START DATA TO USE

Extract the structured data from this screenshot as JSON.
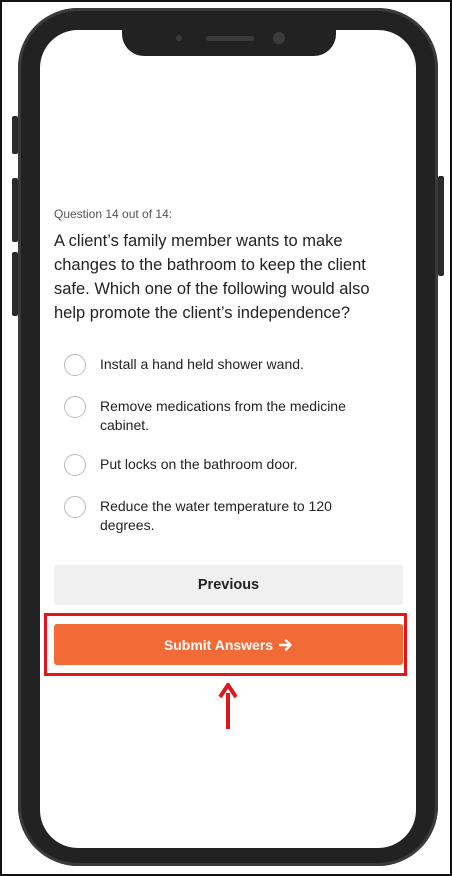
{
  "quiz": {
    "counter": "Question 14 out of 14:",
    "question": "A client’s family member wants to make changes to the bathroom to keep the client safe. Which one of the following would also help promote the client’s independence?",
    "options": [
      {
        "label": "Install a hand held shower wand."
      },
      {
        "label": "Remove medications from the medicine cabinet."
      },
      {
        "label": "Put locks on the bathroom door."
      },
      {
        "label": "Reduce the water temperature to 120 degrees."
      }
    ],
    "previous_label": "Previous",
    "submit_label": "Submit Answers",
    "submit_icon": "arrow-right-icon"
  },
  "colors": {
    "accent": "#f26a35",
    "highlight": "#e0161b",
    "phone": "#222222"
  }
}
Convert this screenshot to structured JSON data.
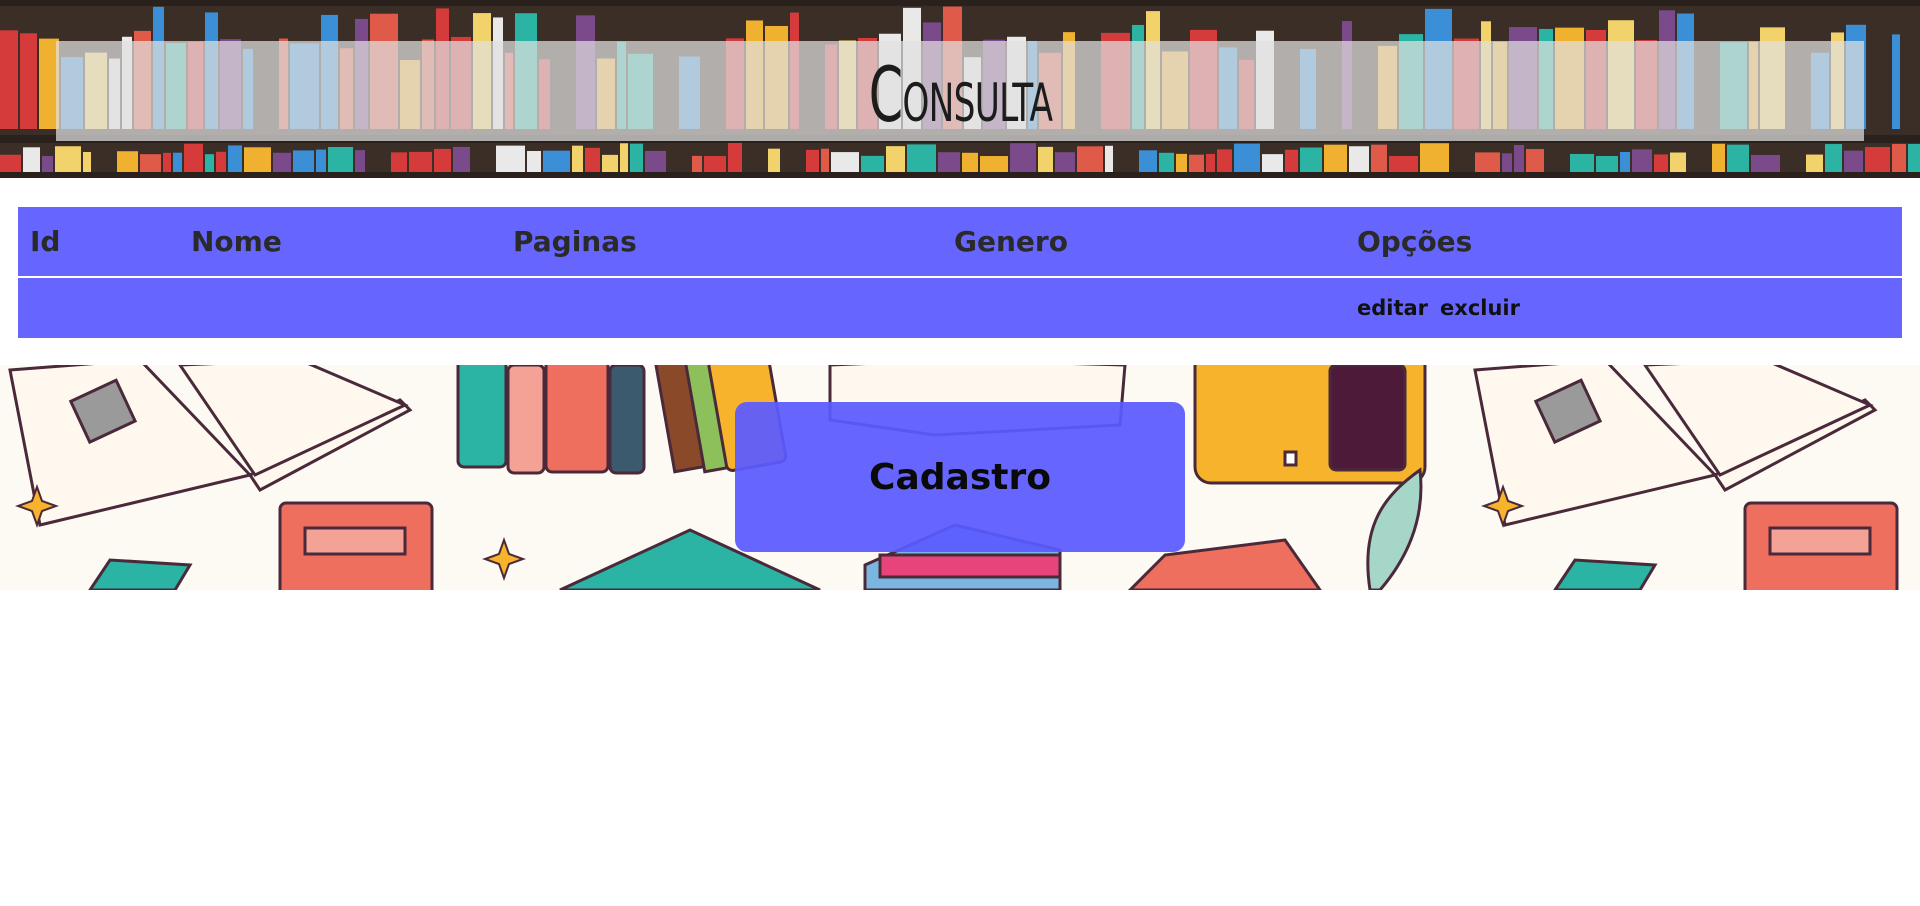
{
  "header": {
    "title": "Consulta"
  },
  "table": {
    "columns": [
      "Id",
      "Nome",
      "Paginas",
      "Genero",
      "Opções"
    ],
    "rows": [
      {
        "id": "",
        "nome": "",
        "paginas": "",
        "genero": "",
        "edit_label": "editar",
        "delete_label": "excluir"
      }
    ]
  },
  "cadastro": {
    "label": "Cadastro"
  },
  "colors": {
    "table_bg": "#6666ff",
    "button_bg": "#5a5aff",
    "banner_bg": "#3a2e27"
  }
}
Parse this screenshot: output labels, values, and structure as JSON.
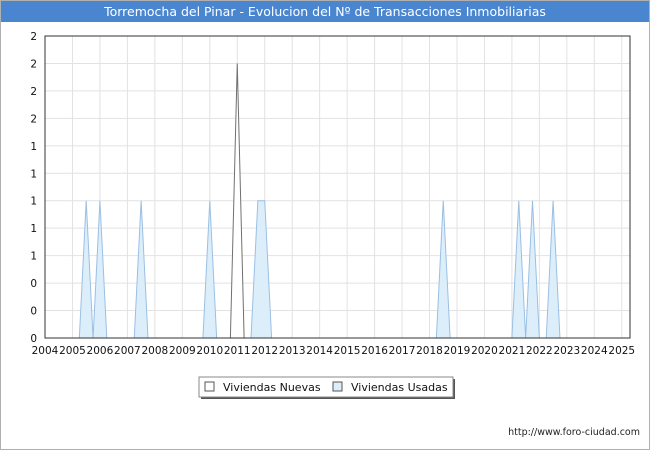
{
  "chart_data": {
    "type": "area",
    "title": "Torremocha del Pinar - Evolucion del Nº de Transacciones Inmobiliarias",
    "xlabel": "",
    "ylabel": "",
    "x_ticks": [
      "2004",
      "2005",
      "2006",
      "2007",
      "2008",
      "2009",
      "2010",
      "2011",
      "2012",
      "2013",
      "2014",
      "2015",
      "2016",
      "2017",
      "2018",
      "2019",
      "2020",
      "2021",
      "2022",
      "2023",
      "2024",
      "2025"
    ],
    "y_ticks": [
      "0",
      "0",
      "0",
      "1",
      "1",
      "1",
      "1",
      "1",
      "2",
      "2",
      "2",
      "2"
    ],
    "xlim": [
      2004,
      2025.3
    ],
    "ylim": [
      0,
      2.2
    ],
    "grid": true,
    "legend_position": "bottom-center",
    "series": [
      {
        "name": "Viviendas Nuevas",
        "color": "#ffffff",
        "line_color": "#707070",
        "x": [
          2004,
          2010.75,
          2011,
          2011.25,
          2025
        ],
        "y": [
          0,
          0,
          2,
          0,
          0
        ]
      },
      {
        "name": "Viviendas Usadas",
        "color": "#ddeefb",
        "line_color": "#9bbfe3",
        "x": [
          2004,
          2005.25,
          2005.5,
          2005.75,
          2006,
          2006.25,
          2007.25,
          2007.5,
          2007.75,
          2009.75,
          2010,
          2010.25,
          2011.5,
          2011.75,
          2012,
          2012.25,
          2018.25,
          2018.5,
          2018.75,
          2021.0,
          2021.25,
          2021.5,
          2021.75,
          2022.0,
          2022.25,
          2022.5,
          2022.75,
          2025
        ],
        "y": [
          0,
          0,
          1,
          0,
          1,
          0,
          0,
          1,
          0,
          0,
          1,
          0,
          0,
          1,
          1,
          0,
          0,
          1,
          0,
          0,
          1,
          0,
          1,
          0,
          0,
          1,
          0,
          0
        ]
      }
    ]
  },
  "footer": {
    "url": "http://www.foro-ciudad.com"
  }
}
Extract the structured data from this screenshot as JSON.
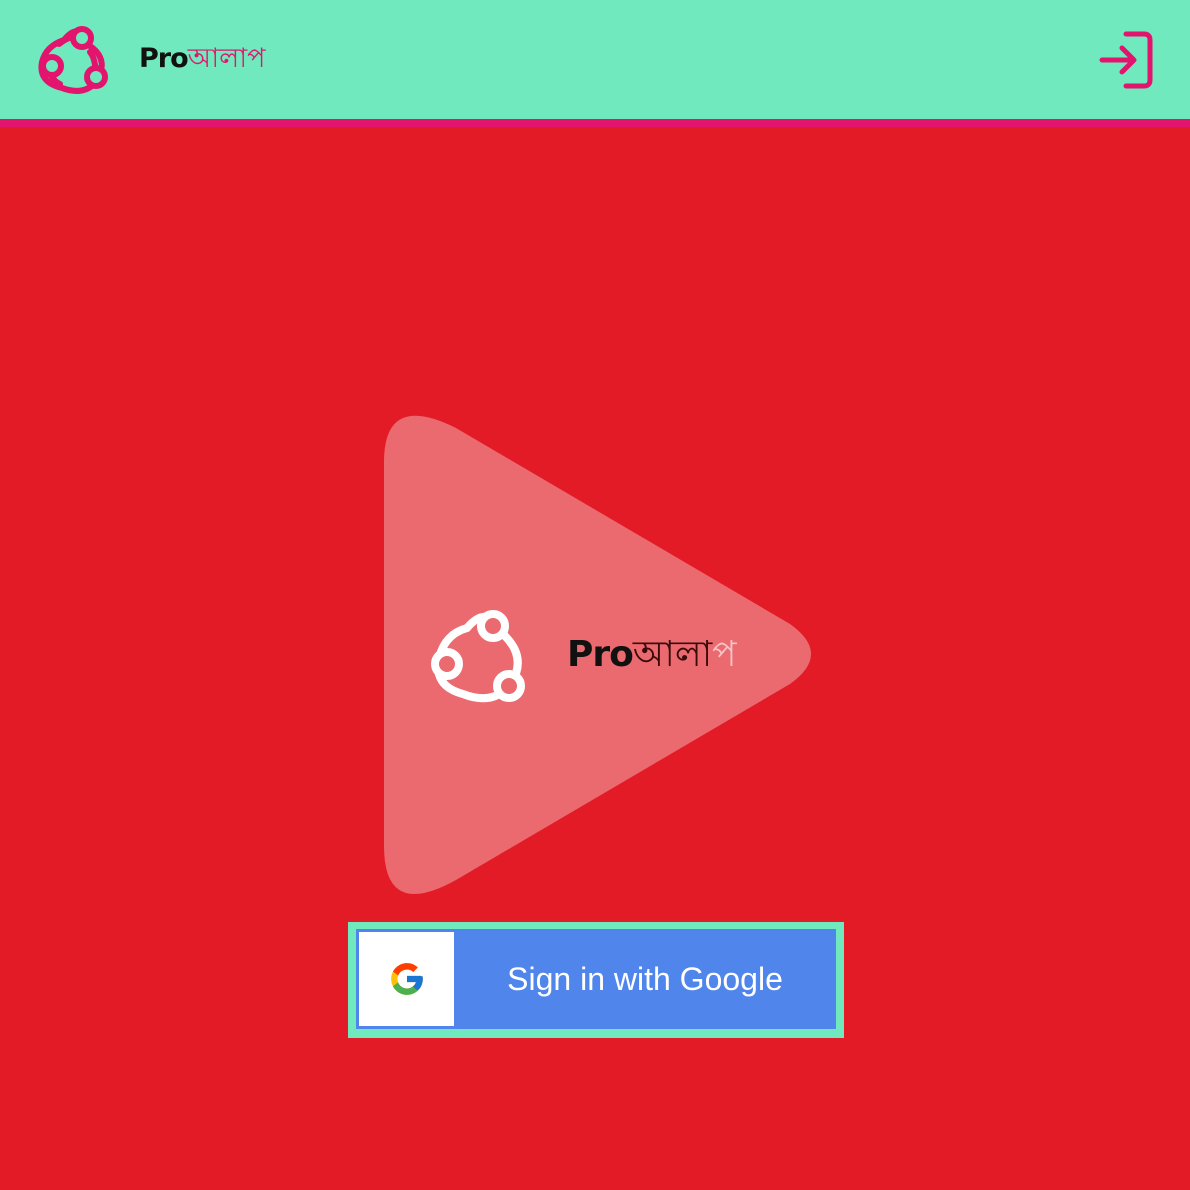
{
  "header": {
    "brand_latin": "Pro",
    "brand_bengali": "আলাপ",
    "logo_icon": "network-nodes-icon",
    "login_icon": "login-arrow-icon"
  },
  "hero": {
    "shape": "play-triangle",
    "brand_latin": "Pro",
    "brand_bengali_main": "আলা",
    "brand_bengali_fade": "প",
    "logo_icon": "network-nodes-icon"
  },
  "signin": {
    "label": "Sign in with Google",
    "icon": "google-g-icon"
  },
  "colors": {
    "background": "#e31b26",
    "header": "#6fe9bd",
    "accent": "#e3146d",
    "google_blue": "#5086ec",
    "hero_shape": "#ea6a6f"
  }
}
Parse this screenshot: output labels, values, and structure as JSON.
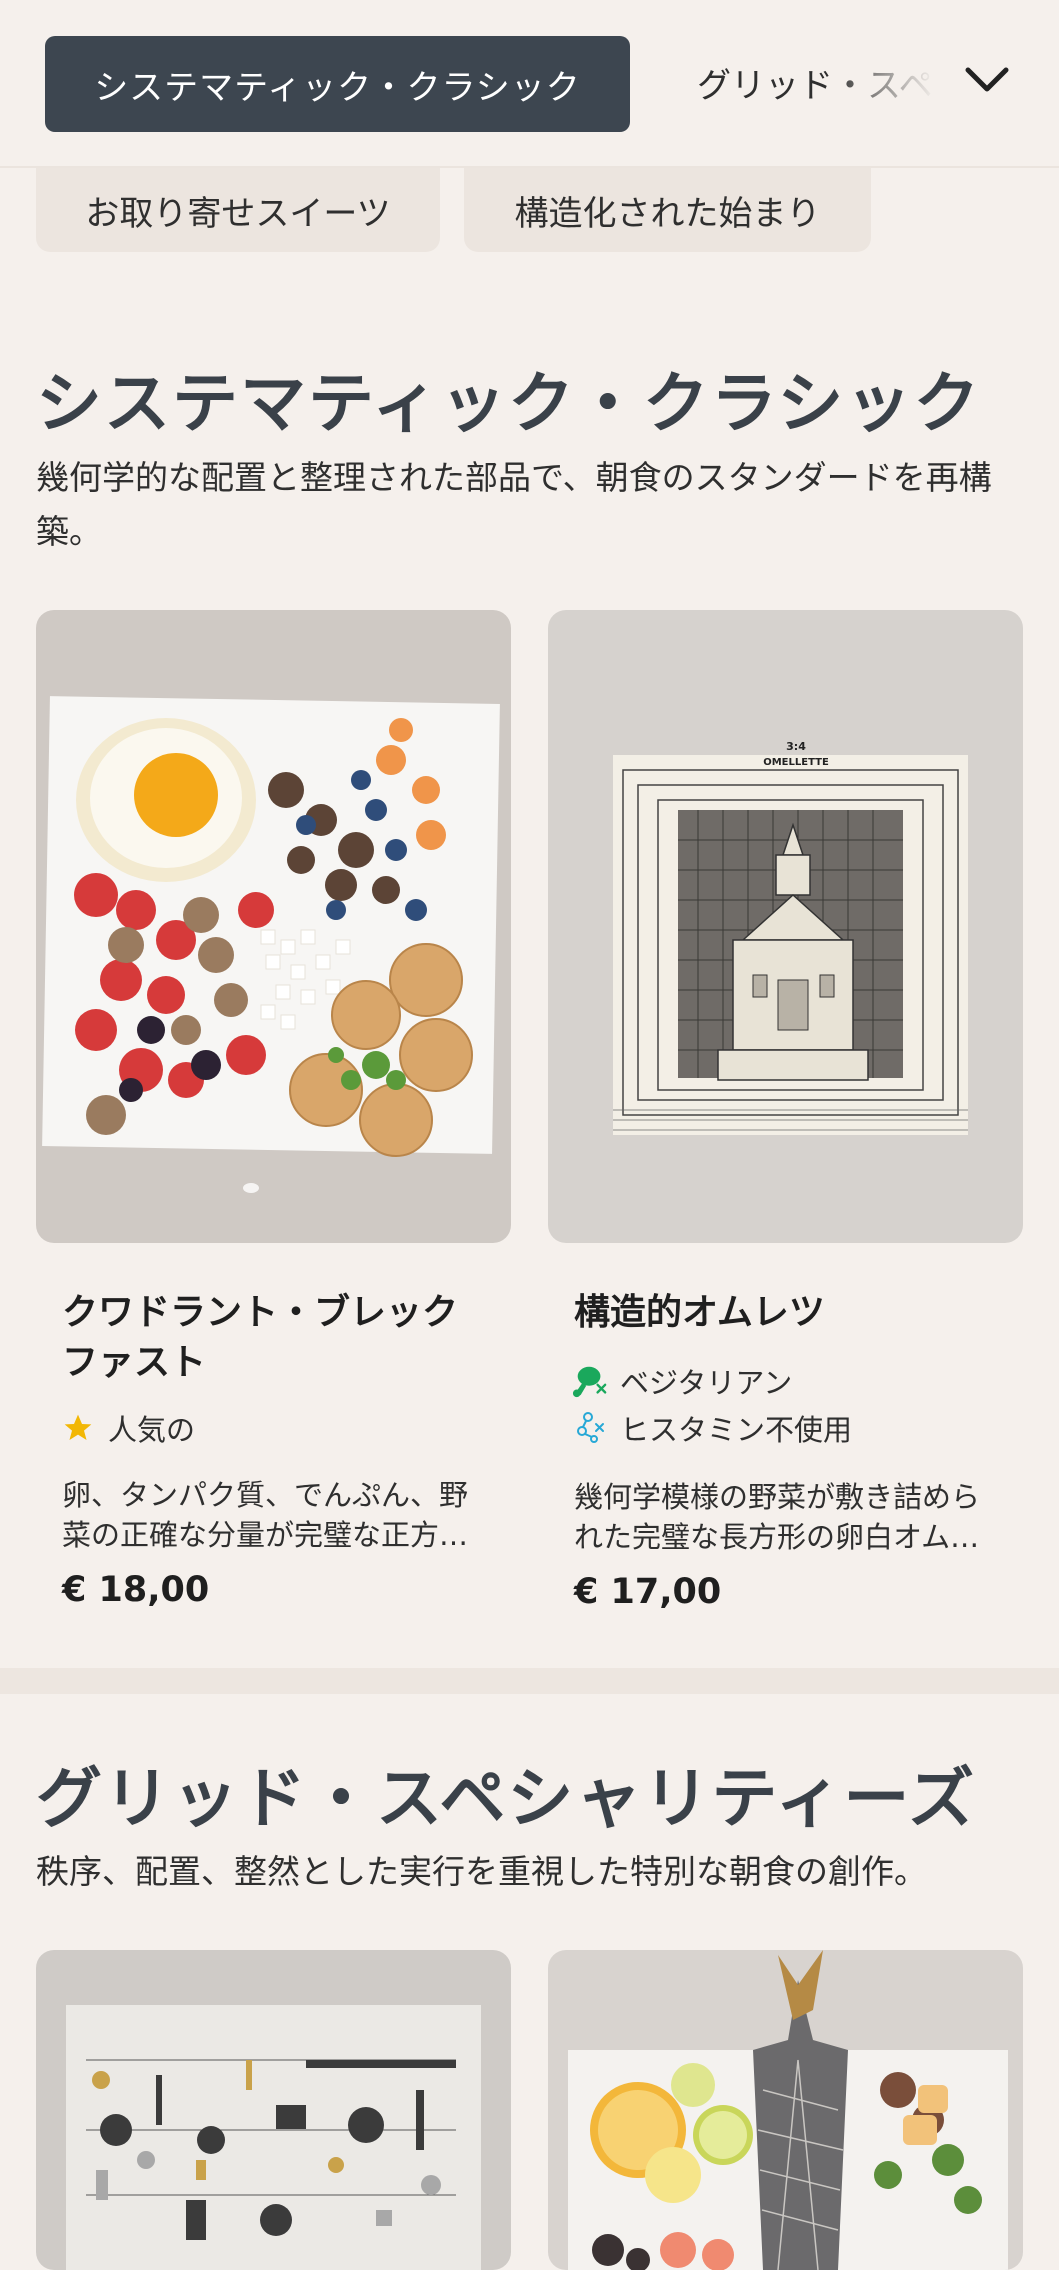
{
  "category_bar": {
    "active_label": "システマティック・クラシック",
    "next_label": "グリッド・スペシャリティーズ"
  },
  "chips": [
    "お取り寄せスイーツ",
    "構造化された始まり"
  ],
  "sections": [
    {
      "title": "システマティック・クラシック",
      "description": "幾何学的な配置と整理された部品で、朝食のスタンダードを再構築。",
      "items": [
        {
          "name": "クワドラント・ブレックファスト",
          "tags": [
            {
              "icon": "star-icon",
              "label": "人気の",
              "color": "#f2b705"
            }
          ],
          "description": "卵、タンパク質、でんぷん、野菜の正確な分量が完璧な正方…",
          "price": "€ 18,00"
        },
        {
          "name": "構造的オムレツ",
          "tags": [
            {
              "icon": "vegetarian-drumstick-icon",
              "label": "ベジタリアン",
              "color": "#1aa85c"
            },
            {
              "icon": "histamine-molecule-icon",
              "label": "ヒスタミン不使用",
              "color": "#27a8d6"
            }
          ],
          "description": "幾何学模様の野菜が敷き詰められた完璧な長方形の卵白オム…",
          "price": "€ 17,00",
          "image_text": {
            "ratio": "3:4",
            "label": "OMELLETTE"
          }
        }
      ]
    },
    {
      "title": "グリッド・スペシャリティーズ",
      "description": "秩序、配置、整然とした実行を重視した特別な朝食の創作。"
    }
  ],
  "colors": {
    "background": "#f5f0ec",
    "active_chip": "#3d4650",
    "chip": "#ece5df",
    "heading": "#3a4149"
  }
}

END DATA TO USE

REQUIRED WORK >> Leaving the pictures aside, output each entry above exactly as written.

EXPECTED OUTPUT >>
Extract the structured data from this screenshot as JSON.
{
  "quiz": {
    "counter": "Question 14 out of 14:",
    "question": "A client’s family member wants to make changes to the bathroom to keep the client safe. Which one of the following would also help promote the client’s independence?",
    "options": [
      {
        "label": "Install a hand held shower wand."
      },
      {
        "label": "Remove medications from the medicine cabinet."
      },
      {
        "label": "Put locks on the bathroom door."
      },
      {
        "label": "Reduce the water temperature to 120 degrees."
      }
    ],
    "previous_label": "Previous",
    "submit_label": "Submit Answers",
    "submit_icon": "arrow-right-icon"
  },
  "colors": {
    "accent": "#f26a35",
    "highlight": "#e0161b",
    "phone": "#222222"
  }
}
Convert this screenshot to structured JSON data.
{
  "header": {
    "title": "Consulta"
  },
  "table": {
    "columns": [
      "Id",
      "Nome",
      "Paginas",
      "Genero",
      "Opções"
    ],
    "rows": [
      {
        "id": "",
        "nome": "",
        "paginas": "",
        "genero": "",
        "edit_label": "editar",
        "delete_label": "excluir"
      }
    ]
  },
  "cadastro": {
    "label": "Cadastro"
  },
  "colors": {
    "table_bg": "#6666ff",
    "button_bg": "#5a5aff",
    "banner_bg": "#3a2e27"
  }
}
Parse this screenshot: output labels, values, and structure as JSON.
{
  "chart_data": {
    "type": "area",
    "title": "Torremocha del Pinar - Evolucion del Nº de Transacciones Inmobiliarias",
    "xlabel": "",
    "ylabel": "",
    "x_ticks": [
      "2004",
      "2005",
      "2006",
      "2007",
      "2008",
      "2009",
      "2010",
      "2011",
      "2012",
      "2013",
      "2014",
      "2015",
      "2016",
      "2017",
      "2018",
      "2019",
      "2020",
      "2021",
      "2022",
      "2023",
      "2024",
      "2025"
    ],
    "y_ticks": [
      "0",
      "0",
      "0",
      "1",
      "1",
      "1",
      "1",
      "1",
      "2",
      "2",
      "2",
      "2"
    ],
    "xlim": [
      2004,
      2025.3
    ],
    "ylim": [
      0,
      2.2
    ],
    "grid": true,
    "legend_position": "bottom-center",
    "series": [
      {
        "name": "Viviendas Nuevas",
        "color": "#ffffff",
        "line_color": "#707070",
        "x": [
          2004,
          2010.75,
          2011,
          2011.25,
          2025
        ],
        "y": [
          0,
          0,
          2,
          0,
          0
        ]
      },
      {
        "name": "Viviendas Usadas",
        "color": "#ddeefb",
        "line_color": "#9bbfe3",
        "x": [
          2004,
          2005.25,
          2005.5,
          2005.75,
          2006,
          2006.25,
          2007.25,
          2007.5,
          2007.75,
          2009.75,
          2010,
          2010.25,
          2011.5,
          2011.75,
          2012,
          2012.25,
          2018.25,
          2018.5,
          2018.75,
          2021.0,
          2021.25,
          2021.5,
          2021.75,
          2022.0,
          2022.25,
          2022.5,
          2022.75,
          2025
        ],
        "y": [
          0,
          0,
          1,
          0,
          1,
          0,
          0,
          1,
          0,
          0,
          1,
          0,
          0,
          1,
          1,
          0,
          0,
          1,
          0,
          0,
          1,
          0,
          1,
          0,
          0,
          1,
          0,
          0
        ]
      }
    ]
  },
  "footer": {
    "url": "http://www.foro-ciudad.com"
  }
}
Extract the structured data from this screenshot as JSON.
{
  "header": {
    "brand_latin": "Pro",
    "brand_bengali": "আলাপ",
    "logo_icon": "network-nodes-icon",
    "login_icon": "login-arrow-icon"
  },
  "hero": {
    "shape": "play-triangle",
    "brand_latin": "Pro",
    "brand_bengali_main": "আলা",
    "brand_bengali_fade": "প",
    "logo_icon": "network-nodes-icon"
  },
  "signin": {
    "label": "Sign in with Google",
    "icon": "google-g-icon"
  },
  "colors": {
    "background": "#e31b26",
    "header": "#6fe9bd",
    "accent": "#e3146d",
    "google_blue": "#5086ec",
    "hero_shape": "#ea6a6f"
  }
}
Parse this screenshot: output labels, values, and structure as JSON.
{
  "category_bar": {
    "active_label": "システマティック・クラシック",
    "next_label": "グリッド・スペシャリティーズ"
  },
  "chips": [
    "お取り寄せスイーツ",
    "構造化された始まり"
  ],
  "sections": [
    {
      "title": "システマティック・クラシック",
      "description": "幾何学的な配置と整理された部品で、朝食のスタンダードを再構築。",
      "items": [
        {
          "name": "クワドラント・ブレックファスト",
          "tags": [
            {
              "icon": "star-icon",
              "label": "人気の",
              "color": "#f2b705"
            }
          ],
          "description": "卵、タンパク質、でんぷん、野菜の正確な分量が完璧な正方…",
          "price": "€ 18,00"
        },
        {
          "name": "構造的オムレツ",
          "tags": [
            {
              "icon": "vegetarian-drumstick-icon",
              "label": "ベジタリアン",
              "color": "#1aa85c"
            },
            {
              "icon": "histamine-molecule-icon",
              "label": "ヒスタミン不使用",
              "color": "#27a8d6"
            }
          ],
          "description": "幾何学模様の野菜が敷き詰められた完璧な長方形の卵白オム…",
          "price": "€ 17,00",
          "image_text": {
            "ratio": "3:4",
            "label": "OMELLETTE"
          }
        }
      ]
    },
    {
      "title": "グリッド・スペシャリティーズ",
      "description": "秩序、配置、整然とした実行を重視した特別な朝食の創作。"
    }
  ],
  "colors": {
    "background": "#f5f0ec",
    "active_chip": "#3d4650",
    "chip": "#ece5df",
    "heading": "#3a4149"
  }
}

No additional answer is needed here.